and said, "How did you do that so fast?"  She said, "Look Daddy,"

and turned the paper around.  "There's a picture of Jesus on the

other side.  When I got Jesus in the right place all the other

pieces just fit."

  Friends, that ought to tell us something.  When we get Jesus in

the right place, all the other pieces will fit in our lives.

***We should love God because He is God, and the measure of our love should be to love him without measure.

                                      - Bernard of Clairvaux

B.     The Primary motive for service

   In a boiler room, it is impossible to look into the boiler to see how much water it contains.  But running up beside it is a tiny glass tube, that serves as a gauge.  As the water stands in the little tube, so it stands in the great boiler.  When the tube is half full, the boiler is half full; if empty, so is the boiler.  How do you know you love God?  You believe you love him, but you want to know.  Look at the gauge.  Your love for your brother is the measure of your love for God.

II.                Count the Cost  (Vv. 18-19)

A.    Cost not restricted by limits

A boy stopped before a large marble plaque in the church. "What are all those names for?" he asked the minister.

"Sonny," said the minister, "those are in memory of all the people who died in the service."

The boy replied: "WHICH service, Reverend? The morning or the evening service?"

--It is amazing that some can give their lives for the service of the Lord, yet to others, an hour three or four times a week is too much to sacrifice in their service to Christ.

--The question should not be how much it will cost us to follow Christ, but how much do we owe.

B.     Cost not regulated by wishes

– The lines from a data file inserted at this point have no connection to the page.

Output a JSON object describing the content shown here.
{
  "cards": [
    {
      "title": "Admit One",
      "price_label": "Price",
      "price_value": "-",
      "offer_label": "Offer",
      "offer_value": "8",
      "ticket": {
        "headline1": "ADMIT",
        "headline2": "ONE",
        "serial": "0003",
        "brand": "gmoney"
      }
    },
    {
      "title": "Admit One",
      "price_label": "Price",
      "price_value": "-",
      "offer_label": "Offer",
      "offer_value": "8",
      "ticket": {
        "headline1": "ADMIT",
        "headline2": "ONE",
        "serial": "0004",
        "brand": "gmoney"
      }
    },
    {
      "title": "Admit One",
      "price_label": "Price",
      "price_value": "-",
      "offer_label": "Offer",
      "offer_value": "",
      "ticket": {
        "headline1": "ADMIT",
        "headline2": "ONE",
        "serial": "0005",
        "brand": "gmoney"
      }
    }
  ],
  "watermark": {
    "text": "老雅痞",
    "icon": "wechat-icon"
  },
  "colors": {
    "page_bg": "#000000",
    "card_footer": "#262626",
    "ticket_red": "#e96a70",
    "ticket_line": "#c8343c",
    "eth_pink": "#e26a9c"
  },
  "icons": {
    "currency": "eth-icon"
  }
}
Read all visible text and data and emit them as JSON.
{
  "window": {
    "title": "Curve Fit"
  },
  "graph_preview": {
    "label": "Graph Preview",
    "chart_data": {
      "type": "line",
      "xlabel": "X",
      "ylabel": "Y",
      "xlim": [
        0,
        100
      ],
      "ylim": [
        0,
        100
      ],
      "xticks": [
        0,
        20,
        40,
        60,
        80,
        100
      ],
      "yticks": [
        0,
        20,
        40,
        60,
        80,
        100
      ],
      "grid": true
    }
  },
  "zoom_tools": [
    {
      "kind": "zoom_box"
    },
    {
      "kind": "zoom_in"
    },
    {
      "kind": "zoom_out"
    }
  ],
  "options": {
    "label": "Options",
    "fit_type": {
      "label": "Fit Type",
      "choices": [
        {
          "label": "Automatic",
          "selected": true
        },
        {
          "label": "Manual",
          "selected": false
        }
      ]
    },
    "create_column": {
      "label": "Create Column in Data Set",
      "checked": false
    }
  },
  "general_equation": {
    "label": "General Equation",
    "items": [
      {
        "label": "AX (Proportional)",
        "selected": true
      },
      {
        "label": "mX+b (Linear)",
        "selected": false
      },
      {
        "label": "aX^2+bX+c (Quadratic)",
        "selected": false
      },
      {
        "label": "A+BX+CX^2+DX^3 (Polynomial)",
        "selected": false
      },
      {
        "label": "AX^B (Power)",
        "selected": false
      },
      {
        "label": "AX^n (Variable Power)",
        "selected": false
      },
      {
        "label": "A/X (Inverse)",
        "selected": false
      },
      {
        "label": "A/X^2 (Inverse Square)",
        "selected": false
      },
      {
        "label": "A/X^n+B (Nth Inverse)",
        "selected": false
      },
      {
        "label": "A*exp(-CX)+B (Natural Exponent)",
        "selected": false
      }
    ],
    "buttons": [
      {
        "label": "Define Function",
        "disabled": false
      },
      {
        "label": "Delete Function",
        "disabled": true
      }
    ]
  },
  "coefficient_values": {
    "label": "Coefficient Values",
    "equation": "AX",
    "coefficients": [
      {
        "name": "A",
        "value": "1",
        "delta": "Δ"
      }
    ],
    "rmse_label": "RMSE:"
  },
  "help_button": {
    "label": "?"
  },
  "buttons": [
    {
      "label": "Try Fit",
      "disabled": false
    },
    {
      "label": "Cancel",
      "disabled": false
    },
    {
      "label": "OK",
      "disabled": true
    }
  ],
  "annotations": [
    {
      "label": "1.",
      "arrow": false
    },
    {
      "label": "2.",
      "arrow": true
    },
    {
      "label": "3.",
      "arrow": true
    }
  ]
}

---Sometimes our service involves things we do not choose for ourselves. We may wish our service were involved in more dramatic ways or in more exotic places.

***  Dr. G. Campbell Morgan was especially impressed by this truth when he was handed a poem one day written by a 19-year-old servant girl whose household chores kept her occupied 12 to 15 hours a day.  Later, at a service in Westminster Chapel, London, he read the homespun rhyme penned by this faithful worker and commented favorably upon its contents. 

"Lord of all pots and pans and things - since I've no time to be a saint by doing lovely deeds or watching late with Thee, or dreaming in the dawnlight or storming Heaven's gates, make me a saint by getting meals and washing up the plates!  Although I may have Martha hands, I have a Mary mind; so when I black the boots and shoes, Thy sandals, Lord, I find!  I think of how they trod the earth each time I scrub the floor. Accept this meditation, Lord; I haven't time for more.  Warm all the kitchen with Thy love, and light it with Thy peace.  Forgive me all my worrying and make all grumbling cease.  Thou who didst love to give men food in room or by the sea, accept this service that I do - I do it unto Thee."

III.             Concentrate your focus (Vv. 20-23)

A.    Avoiding the distraction of others

--- When we compare our service or our sacrifice to that of another, we show we are concerned about what it cost us.  If we measure our sacrifice against another, we have lost our focus.

--- Once while at a red light, I began to daydream about other things, and as the person in the next lane to me began to drive away, I just naturally thought it was clear to go. I stepped on the gas, and  proceeded to go through a red light. I had looked to the one beside me, instead of the light before me.

B.     Attentive to the direction of the Lord

When the boys were little, Jean taught them a rhyme to help them know when to cross the street.

Red means stop

Green means go

Yellow means very, very slow

Keep your eye on the light

It will tell you what is right.

We must keep our eyes on Jesus, and not on each other in our service to the Lord.

Jesus told peter, What is that to you, YOU FOLLOW ME!



Our motive for serving Jesus must not be for what we can get (v.15) but our willingness to serve Him is born out of a love for Him (vv 15-17).  Such love may be costly (vv. 18-19), but if our concern is the cost, and we measure our sacrifice against another (v. 21), we have lost our focus.  What is important is our individual walk of obedience (v.22) born out of love.

Related Media
Related Sermons